• Work request:
Say how many lines below have "ASTER" in them, giving the number alone.

§

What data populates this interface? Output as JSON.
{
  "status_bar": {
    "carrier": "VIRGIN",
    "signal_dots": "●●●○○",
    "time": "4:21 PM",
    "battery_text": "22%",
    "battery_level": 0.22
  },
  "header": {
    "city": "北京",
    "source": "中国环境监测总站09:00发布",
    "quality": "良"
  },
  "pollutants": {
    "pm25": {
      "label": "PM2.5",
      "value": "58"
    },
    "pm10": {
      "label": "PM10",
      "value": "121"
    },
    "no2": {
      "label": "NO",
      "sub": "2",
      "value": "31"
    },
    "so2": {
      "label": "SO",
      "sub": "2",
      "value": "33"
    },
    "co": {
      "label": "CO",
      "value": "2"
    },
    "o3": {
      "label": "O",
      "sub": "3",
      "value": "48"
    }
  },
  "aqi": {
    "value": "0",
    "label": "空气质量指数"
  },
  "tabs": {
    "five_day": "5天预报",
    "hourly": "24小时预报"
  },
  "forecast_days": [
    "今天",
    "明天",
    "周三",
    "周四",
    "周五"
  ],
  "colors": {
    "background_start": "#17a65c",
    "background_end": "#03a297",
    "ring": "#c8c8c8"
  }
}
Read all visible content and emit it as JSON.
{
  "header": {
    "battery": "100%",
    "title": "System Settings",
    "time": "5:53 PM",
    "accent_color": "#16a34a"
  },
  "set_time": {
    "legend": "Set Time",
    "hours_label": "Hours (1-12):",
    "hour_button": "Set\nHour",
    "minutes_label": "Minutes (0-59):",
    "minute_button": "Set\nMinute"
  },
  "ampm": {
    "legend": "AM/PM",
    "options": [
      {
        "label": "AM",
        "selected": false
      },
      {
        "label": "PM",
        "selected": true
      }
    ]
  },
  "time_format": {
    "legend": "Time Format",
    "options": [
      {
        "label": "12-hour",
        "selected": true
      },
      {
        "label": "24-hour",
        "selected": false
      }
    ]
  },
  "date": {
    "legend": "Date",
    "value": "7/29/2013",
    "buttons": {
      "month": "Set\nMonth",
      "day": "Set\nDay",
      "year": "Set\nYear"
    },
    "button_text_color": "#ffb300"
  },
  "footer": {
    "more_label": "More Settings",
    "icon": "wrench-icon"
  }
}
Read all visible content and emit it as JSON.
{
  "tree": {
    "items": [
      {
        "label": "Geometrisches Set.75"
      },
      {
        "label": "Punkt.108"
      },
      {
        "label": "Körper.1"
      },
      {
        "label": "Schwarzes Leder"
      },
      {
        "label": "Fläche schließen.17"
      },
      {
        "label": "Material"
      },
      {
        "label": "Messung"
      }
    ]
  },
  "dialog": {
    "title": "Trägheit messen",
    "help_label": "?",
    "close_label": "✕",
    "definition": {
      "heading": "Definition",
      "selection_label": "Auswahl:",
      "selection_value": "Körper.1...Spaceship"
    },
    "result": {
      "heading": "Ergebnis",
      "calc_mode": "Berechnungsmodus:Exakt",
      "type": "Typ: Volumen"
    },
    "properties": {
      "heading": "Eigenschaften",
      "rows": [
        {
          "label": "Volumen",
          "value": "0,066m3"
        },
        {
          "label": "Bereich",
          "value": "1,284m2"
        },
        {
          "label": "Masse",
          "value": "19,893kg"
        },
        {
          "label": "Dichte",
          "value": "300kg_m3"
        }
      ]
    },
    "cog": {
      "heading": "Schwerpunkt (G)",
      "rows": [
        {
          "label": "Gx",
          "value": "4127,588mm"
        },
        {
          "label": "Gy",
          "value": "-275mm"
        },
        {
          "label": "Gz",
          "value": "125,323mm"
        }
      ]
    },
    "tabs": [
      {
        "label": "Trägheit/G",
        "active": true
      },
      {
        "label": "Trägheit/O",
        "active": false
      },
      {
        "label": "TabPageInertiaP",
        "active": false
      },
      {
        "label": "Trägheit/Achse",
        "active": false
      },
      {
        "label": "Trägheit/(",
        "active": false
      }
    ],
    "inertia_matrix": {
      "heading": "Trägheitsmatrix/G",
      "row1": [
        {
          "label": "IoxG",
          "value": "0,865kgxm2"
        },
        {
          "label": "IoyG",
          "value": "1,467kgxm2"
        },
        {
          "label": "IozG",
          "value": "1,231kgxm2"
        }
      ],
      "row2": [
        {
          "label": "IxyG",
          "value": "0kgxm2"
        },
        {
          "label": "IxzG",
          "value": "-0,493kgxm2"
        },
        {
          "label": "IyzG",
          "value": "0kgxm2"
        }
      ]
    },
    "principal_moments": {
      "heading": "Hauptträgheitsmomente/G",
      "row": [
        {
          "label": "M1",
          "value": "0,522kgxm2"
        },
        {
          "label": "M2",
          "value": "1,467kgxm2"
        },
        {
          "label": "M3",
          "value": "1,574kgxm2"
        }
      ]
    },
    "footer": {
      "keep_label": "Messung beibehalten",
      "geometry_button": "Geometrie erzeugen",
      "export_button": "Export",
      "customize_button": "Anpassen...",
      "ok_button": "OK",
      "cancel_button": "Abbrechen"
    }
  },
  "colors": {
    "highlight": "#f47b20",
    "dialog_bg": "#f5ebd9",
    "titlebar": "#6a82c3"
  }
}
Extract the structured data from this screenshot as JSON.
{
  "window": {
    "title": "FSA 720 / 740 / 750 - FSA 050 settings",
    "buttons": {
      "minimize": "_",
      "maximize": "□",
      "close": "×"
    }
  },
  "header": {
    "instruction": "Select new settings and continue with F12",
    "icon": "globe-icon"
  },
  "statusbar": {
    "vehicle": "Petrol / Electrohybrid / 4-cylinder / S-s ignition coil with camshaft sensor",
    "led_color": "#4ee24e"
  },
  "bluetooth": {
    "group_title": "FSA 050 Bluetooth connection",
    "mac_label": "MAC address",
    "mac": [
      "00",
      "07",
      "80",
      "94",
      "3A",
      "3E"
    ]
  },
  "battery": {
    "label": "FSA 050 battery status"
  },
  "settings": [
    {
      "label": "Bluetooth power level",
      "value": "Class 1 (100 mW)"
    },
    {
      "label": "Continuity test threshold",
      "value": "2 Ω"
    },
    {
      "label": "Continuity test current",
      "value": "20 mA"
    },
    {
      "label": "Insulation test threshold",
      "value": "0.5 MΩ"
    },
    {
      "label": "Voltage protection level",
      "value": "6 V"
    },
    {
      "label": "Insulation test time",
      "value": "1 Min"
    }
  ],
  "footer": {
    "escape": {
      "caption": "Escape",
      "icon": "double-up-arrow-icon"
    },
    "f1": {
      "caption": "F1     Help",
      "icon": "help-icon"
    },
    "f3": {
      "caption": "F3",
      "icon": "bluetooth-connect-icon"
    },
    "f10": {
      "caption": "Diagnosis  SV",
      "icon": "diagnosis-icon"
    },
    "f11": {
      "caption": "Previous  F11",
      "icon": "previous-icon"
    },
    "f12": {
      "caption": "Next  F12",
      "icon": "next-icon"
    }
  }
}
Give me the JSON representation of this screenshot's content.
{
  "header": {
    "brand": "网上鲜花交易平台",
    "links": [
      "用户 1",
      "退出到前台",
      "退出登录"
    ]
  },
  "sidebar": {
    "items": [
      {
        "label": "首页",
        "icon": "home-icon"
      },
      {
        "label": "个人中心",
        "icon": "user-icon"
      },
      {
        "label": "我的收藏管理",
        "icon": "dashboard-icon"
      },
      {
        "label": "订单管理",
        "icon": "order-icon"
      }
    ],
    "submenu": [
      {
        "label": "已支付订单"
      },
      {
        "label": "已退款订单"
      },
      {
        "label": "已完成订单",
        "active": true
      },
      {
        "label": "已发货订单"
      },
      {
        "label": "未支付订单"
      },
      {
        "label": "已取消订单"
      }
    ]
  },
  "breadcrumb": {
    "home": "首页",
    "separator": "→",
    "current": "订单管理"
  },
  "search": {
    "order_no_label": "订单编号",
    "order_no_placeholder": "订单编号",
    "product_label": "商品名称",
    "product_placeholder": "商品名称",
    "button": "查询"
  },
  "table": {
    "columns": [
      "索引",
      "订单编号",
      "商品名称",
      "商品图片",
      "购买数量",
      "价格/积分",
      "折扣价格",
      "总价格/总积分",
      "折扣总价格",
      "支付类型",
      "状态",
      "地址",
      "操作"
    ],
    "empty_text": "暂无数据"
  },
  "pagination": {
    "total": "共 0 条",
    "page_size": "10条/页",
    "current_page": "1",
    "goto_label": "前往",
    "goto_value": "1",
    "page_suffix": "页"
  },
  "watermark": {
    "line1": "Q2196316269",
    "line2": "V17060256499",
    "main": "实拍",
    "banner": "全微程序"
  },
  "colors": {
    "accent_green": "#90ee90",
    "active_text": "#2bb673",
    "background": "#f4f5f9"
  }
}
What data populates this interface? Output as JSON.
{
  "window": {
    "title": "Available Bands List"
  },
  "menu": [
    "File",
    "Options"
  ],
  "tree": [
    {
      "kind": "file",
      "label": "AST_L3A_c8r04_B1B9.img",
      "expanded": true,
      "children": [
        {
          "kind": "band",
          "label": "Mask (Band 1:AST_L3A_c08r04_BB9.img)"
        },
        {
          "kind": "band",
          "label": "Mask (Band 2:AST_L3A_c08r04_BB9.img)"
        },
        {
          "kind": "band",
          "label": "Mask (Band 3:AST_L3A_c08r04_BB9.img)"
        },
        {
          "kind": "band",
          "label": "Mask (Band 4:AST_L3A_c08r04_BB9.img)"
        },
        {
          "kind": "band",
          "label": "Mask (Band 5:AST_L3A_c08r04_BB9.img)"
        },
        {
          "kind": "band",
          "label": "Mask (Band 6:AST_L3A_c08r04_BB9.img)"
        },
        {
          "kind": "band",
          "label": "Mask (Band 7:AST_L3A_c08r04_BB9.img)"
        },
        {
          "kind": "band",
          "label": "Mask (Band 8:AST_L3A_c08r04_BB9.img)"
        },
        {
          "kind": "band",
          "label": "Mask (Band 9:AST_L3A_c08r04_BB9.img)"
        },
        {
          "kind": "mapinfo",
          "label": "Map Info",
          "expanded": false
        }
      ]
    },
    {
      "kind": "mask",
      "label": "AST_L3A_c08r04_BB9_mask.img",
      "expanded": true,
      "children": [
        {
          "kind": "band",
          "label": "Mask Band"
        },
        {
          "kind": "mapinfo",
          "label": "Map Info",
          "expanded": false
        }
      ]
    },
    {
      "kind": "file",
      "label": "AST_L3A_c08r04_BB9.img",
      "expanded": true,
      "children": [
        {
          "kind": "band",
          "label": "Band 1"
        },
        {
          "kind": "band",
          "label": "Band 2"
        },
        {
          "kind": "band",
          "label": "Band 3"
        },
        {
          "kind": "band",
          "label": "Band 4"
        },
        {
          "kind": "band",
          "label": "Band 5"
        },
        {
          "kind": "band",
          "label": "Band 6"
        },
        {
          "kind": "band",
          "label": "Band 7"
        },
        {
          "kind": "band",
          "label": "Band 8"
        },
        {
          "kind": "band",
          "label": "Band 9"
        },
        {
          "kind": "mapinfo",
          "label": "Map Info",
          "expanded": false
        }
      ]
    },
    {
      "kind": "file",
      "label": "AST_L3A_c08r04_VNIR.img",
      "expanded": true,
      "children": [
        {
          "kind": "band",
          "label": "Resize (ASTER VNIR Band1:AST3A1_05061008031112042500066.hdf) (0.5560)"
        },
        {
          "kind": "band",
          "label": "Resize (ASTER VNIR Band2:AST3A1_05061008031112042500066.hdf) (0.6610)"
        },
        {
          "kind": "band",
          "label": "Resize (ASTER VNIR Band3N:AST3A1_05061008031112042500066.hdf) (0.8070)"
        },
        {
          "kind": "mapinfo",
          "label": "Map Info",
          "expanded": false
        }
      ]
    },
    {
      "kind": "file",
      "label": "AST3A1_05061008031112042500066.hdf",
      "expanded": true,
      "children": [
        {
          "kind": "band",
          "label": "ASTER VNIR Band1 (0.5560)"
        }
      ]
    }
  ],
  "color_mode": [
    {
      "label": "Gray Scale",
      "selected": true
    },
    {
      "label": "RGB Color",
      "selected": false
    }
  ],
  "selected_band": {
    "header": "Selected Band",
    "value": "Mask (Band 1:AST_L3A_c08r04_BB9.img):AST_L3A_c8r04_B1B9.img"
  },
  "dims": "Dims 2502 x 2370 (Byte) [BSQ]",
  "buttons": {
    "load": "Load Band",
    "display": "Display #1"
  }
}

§

• Answer box:
4